We have all heard unsettling reports that the new Congress is gearing up to make radical changes to the social safety net by dismantling programs that allow millions of people to make ends meet every day. We need to prevent this from happening because poverty not only hurts the poor, but it also harms all of us. Almost 1 in 7 Americans live below the poverty line. Every day, people must face the scarcity of food, unstable housing, limited educational and employment opportunities, and even worse, they must deal with health care expenses that they cannot afford. Living with these conditions limits opportunities for them, which in turn influences prosperity of the nation as a whole. Federal anti-poverty programs have allowed millions of Americans to move out of poverty and the uncertainty of living day to day. We must not only protect, but also strengthen these critically important programs.
Gerry Fairbrother, Ph.D.
People who support runoff elections for Santa Fe object that a candidate for mayor, for example, now can take office after getting just 30 percent of the vote (“Election reform begins at home,” Ringside seat, Dec. 19). Runoff elections between the top votegetters, the argument goes, would ensure that elected officials take office with a majority of votes cast. This is assumed to be an obviously good thing. Why is it a good thing? A majority vote gained in a runoff election is an artificial majority. The “majority” winner could claim that more than half the voters were just dying to see him or her take office, when most voters actually wanted someone else. Do we really need more puffed-up politicians claiming phony mandates? A mayor taking office with a fraction of the vote would know that he or she has a lot of work to do to gain everyone’s support. A little humility is a good thing.
The Bureau of Land Management appreciates The New Mexican reminding people of their initial opportunity to provide input about the proposed Verde Transmission Line project (“Comment on Verde before it’s too late,” Our View, Jan. 2). We’d like, however, to elaborate on the headline that stated, “… before it’s too late.” Let us explain.
The National Environmental Policy Act requires the Bureau of Land Management to involve the public in its environmental review process and to disclose the potential impacts of projects such as the Verde Transmission Line before project decisions are made. We are now in the first phase of the National Environmental Policy Act process, that of public scoping. Although Thursday, Jan. 5, is the end of the scoping period for the proposed project, there will be additional opportunities for the public to provide input as we proceed with our analysis.
The Bureau of Land Management has not and will not reach a final decision on issuing a right-of-way for the transmission line until we have thoroughly evaluated and analyzed the proposal and developed a range of reasonable alternatives, including a no-action alternative. We look forward to continued public input and participation as we proceed through the process.
Bureau of Land Management
Missing family photos
After a fantastic week in Carlsbad and then in Santa Fe, where I took my entire family for the holiday, the last day while checking out of the wonderful La Posada de Santa Fe, my camera bag went missing. I can replace the camera. I cannot replace a week’s worth of family photos. We all had such a fantastic time. Santa Fe is a wonderful city, with fantastic food and wonderful sights to enjoy. All to say, if that person who has the camera could remove the disk and send it to the hotel, I would be deeply grateful. I am 79, so I probably will not be repeating this trip. Thank you.

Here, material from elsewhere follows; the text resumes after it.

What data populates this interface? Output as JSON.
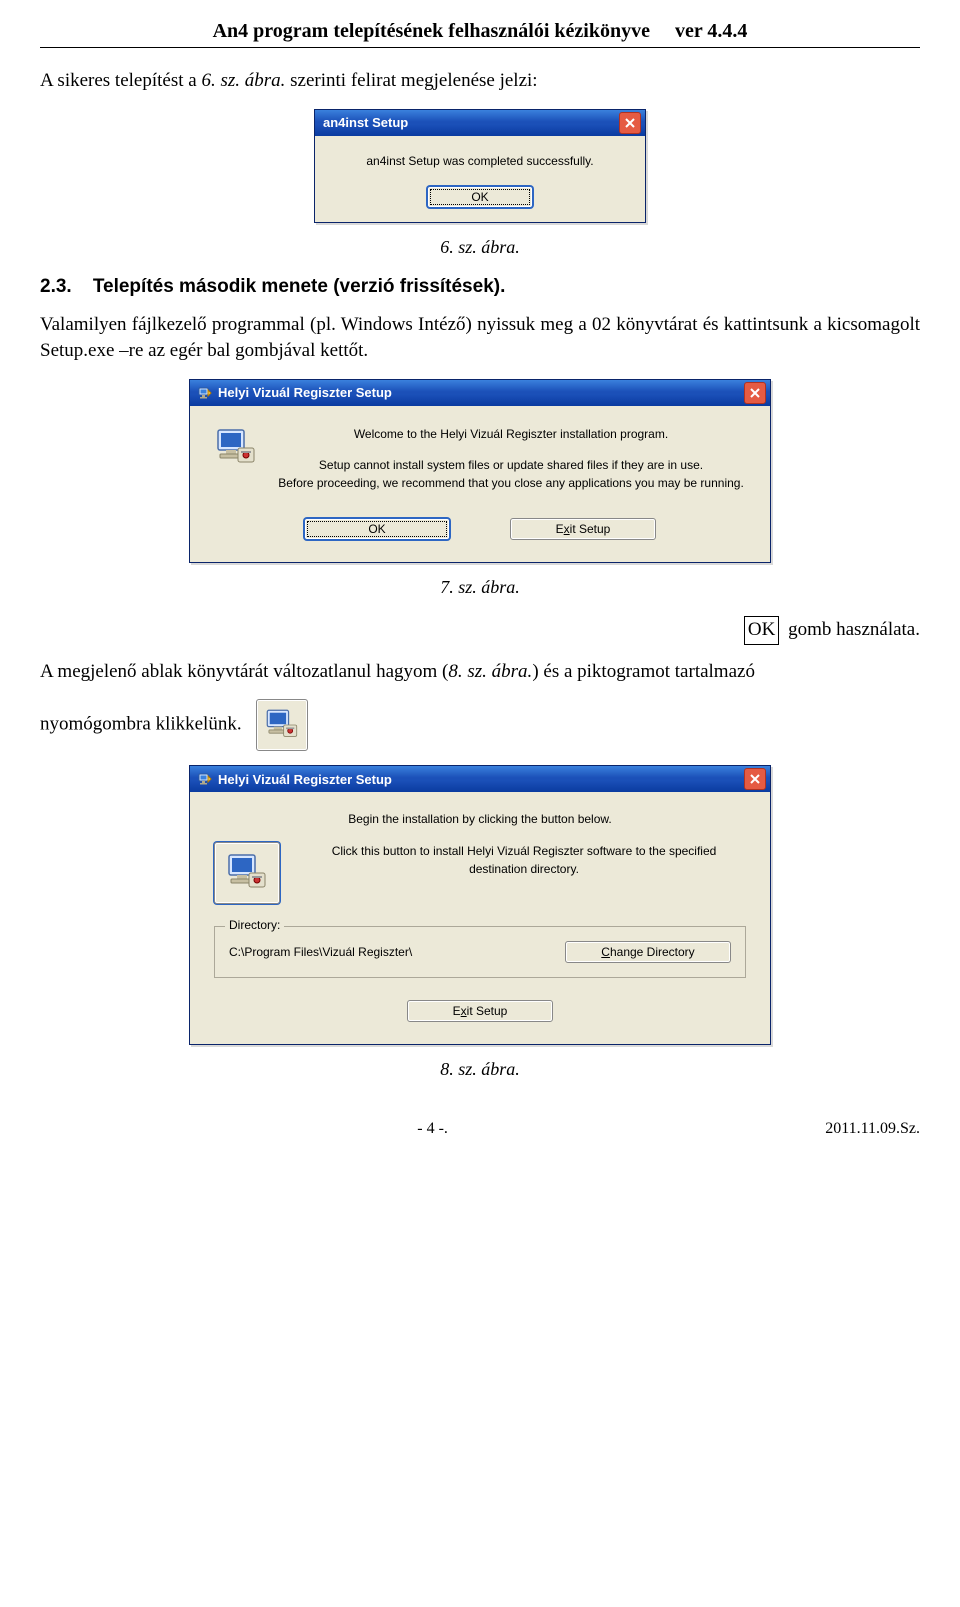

Pismo Beach, Calif.
Let me begin by saying I am no fan of the president-elect. Secondly, I am longtime subscriber to The New Mexican and value it as a source of local information. But your “TV top picks” on Tuesday, Jan. 3, made no mention of the PBS Frontline documentary on Donald Trump airing the same evening. Is NBC’s The Wall and ABC’s American Housewife really more important to note? Please add PBS to your TV top picks.
A letter by Stephanie Rowe (“Why we celebrate,” Jan. 2) ran with the word “never” missing. It has been corrected online, but for those who read the print newspaper, Rowe’s letter should have read, “I hope we can all remember why we celebrate Christmas — we are commemorating the birth of Jesus Christ. President-elect Donald Trump will never be able to take that away from us.”